My rule of thumb is $450/square foot for finished space plus about $200/square foot for garage or other unfinished space. When you are getting quotes, ask for them to adjust the coverage up so you can compare apples to apples. For me, this does not include the 150% “replacement cost” guarantee. I recommend you have this as your base coverage. This number will still be less than you are paying for the home, because the cost of the home includes the underlying real estate, which presumably in almost all cases will still remain even if something catastrophic happens to the house itself.
This number may be a little high, but the majority of home owners forget to adjust the coverage for years and years as the replacement cost is gradually increasing due to inflation, so being a little too high at the outset is not a bad idea.
If you are buying a condo, your building has coverage at least for the structure. In some smaller condos (usually 3 units or less), sometimes the “contents” or “walls in” coverage is included. In most, however, only the exterior and shell of the condo itself are covered but the HOA policy. In these cases, your lender (and common sense) will require that you get a “walls in” or HO-6 policy.

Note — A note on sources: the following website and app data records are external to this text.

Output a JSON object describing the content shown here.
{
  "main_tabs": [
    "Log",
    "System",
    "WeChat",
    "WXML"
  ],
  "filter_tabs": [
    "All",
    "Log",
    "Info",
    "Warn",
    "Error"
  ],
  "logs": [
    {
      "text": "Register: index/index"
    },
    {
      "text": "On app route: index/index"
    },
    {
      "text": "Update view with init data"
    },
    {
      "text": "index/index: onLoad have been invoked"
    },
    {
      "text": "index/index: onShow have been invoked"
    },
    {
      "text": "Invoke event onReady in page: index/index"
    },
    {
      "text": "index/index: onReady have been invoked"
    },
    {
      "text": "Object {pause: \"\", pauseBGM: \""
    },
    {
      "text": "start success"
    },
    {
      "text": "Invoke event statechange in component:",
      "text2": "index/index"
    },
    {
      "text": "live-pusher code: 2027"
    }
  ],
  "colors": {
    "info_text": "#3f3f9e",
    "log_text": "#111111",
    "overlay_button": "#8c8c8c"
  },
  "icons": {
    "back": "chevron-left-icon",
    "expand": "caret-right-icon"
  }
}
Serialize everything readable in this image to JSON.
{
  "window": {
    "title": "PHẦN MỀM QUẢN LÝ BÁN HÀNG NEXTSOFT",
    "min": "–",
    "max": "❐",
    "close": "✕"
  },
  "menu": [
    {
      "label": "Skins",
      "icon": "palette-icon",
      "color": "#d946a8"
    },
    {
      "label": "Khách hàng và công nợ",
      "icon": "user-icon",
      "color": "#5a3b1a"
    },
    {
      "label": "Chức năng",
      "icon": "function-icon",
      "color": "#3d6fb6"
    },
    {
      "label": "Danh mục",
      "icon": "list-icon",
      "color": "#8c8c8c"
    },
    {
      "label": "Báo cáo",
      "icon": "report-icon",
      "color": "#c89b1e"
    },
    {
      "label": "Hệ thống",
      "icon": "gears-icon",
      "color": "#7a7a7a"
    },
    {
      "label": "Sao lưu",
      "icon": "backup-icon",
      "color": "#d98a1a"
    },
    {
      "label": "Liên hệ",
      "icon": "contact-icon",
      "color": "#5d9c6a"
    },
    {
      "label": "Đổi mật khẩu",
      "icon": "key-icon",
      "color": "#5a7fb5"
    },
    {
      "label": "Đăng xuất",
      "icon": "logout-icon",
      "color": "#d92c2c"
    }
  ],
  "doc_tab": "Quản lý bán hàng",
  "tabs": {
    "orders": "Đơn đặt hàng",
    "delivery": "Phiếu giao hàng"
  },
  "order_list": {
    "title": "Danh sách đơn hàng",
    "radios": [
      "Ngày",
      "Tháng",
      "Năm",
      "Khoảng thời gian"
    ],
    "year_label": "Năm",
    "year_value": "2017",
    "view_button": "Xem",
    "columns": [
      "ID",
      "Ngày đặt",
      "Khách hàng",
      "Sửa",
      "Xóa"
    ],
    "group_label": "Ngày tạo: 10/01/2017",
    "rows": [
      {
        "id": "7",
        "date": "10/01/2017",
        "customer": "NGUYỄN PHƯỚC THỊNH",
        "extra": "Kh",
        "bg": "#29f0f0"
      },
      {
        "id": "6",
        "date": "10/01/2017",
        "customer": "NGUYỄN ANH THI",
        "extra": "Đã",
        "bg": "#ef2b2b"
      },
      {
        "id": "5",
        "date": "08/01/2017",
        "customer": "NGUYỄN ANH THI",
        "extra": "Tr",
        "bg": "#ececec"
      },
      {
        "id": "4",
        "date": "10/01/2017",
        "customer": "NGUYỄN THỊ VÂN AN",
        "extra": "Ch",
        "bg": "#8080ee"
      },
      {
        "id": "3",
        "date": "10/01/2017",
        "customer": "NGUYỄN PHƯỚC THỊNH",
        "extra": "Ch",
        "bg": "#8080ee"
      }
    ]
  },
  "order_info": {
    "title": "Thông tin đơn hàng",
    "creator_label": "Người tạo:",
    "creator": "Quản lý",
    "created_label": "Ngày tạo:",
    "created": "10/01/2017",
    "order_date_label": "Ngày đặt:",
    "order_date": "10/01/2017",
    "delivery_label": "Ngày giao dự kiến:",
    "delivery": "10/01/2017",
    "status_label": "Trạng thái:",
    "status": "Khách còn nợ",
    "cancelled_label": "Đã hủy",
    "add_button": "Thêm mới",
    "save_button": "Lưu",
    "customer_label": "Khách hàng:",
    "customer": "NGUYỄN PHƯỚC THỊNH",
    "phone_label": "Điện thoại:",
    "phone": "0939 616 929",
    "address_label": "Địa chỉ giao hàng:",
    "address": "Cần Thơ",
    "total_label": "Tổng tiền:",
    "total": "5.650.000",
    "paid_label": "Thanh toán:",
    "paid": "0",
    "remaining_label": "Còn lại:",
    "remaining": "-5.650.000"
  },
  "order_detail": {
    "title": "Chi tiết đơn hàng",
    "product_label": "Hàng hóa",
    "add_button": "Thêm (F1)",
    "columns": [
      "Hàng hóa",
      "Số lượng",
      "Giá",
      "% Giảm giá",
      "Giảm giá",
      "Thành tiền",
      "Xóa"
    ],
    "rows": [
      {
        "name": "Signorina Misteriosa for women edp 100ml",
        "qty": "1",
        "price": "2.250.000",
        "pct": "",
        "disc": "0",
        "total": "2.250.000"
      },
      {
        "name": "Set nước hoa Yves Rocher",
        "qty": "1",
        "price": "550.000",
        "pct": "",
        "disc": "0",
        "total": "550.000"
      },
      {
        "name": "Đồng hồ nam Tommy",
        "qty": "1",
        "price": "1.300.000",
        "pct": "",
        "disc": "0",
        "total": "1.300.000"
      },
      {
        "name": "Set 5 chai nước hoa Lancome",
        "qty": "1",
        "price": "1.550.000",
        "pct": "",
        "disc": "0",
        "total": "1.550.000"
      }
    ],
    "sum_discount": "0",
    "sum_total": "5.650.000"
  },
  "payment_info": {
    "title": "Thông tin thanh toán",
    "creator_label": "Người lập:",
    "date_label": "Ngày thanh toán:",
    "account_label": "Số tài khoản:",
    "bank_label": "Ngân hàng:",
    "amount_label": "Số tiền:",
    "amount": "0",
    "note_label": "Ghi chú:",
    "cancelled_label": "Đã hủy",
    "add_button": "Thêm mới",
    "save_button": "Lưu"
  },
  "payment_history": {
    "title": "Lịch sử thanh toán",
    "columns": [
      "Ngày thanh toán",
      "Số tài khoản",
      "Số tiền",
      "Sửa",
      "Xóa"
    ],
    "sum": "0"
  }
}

For your walls in coverage, you are trying to have enough coverage to replace all the fixtures, cabinets, appliances and personal property. So if we start with an empty shell, it would cost about $150k to build the entire interior of a 2 bed/2 bath unit. Adjust accordingly from there with your insurance agent and please ask me for feedback. Then there is all your stuff. And remember, this is not what it would cost to buy it at a garage sale – this is what it would cost to actually replace all your clothes, everything.
A couple of other thoughts:
– Having a high deductible can be a way to afford more coverage at a lower premium. Are you really going to deal with the insurance claim process for something that costs less than $5,000? $3500? We all have our own tolerance.
– Obtaining a “personal umbrella policy” can be a good choice to get extended liability coverage over your cars and property. They are generally less than $400 a year and can be a good thing to have.
– If this is a tenant occupied property, make sure your policy has “personal injury” coverage. This covers things like wrongful eviction. You may not be planning on evicting anyone (and you certainly wouldn’t do it wrongfully!) but that doesn’t mean you won’t be glad you had the coverage at some point later.
If you already have your insurance all set for this purchase, you can adjust the coverage after close of escrow. If you do it now it will be one less thing to worry about.
A couple of suggestions, if you do not already have your own insurance company, are as follows:
Toni Pozos with State Farm
Ken Stewart with State Farm
Steven Klein with Greystone Insurance
I would love to discuss and/or review your quotes when you get them.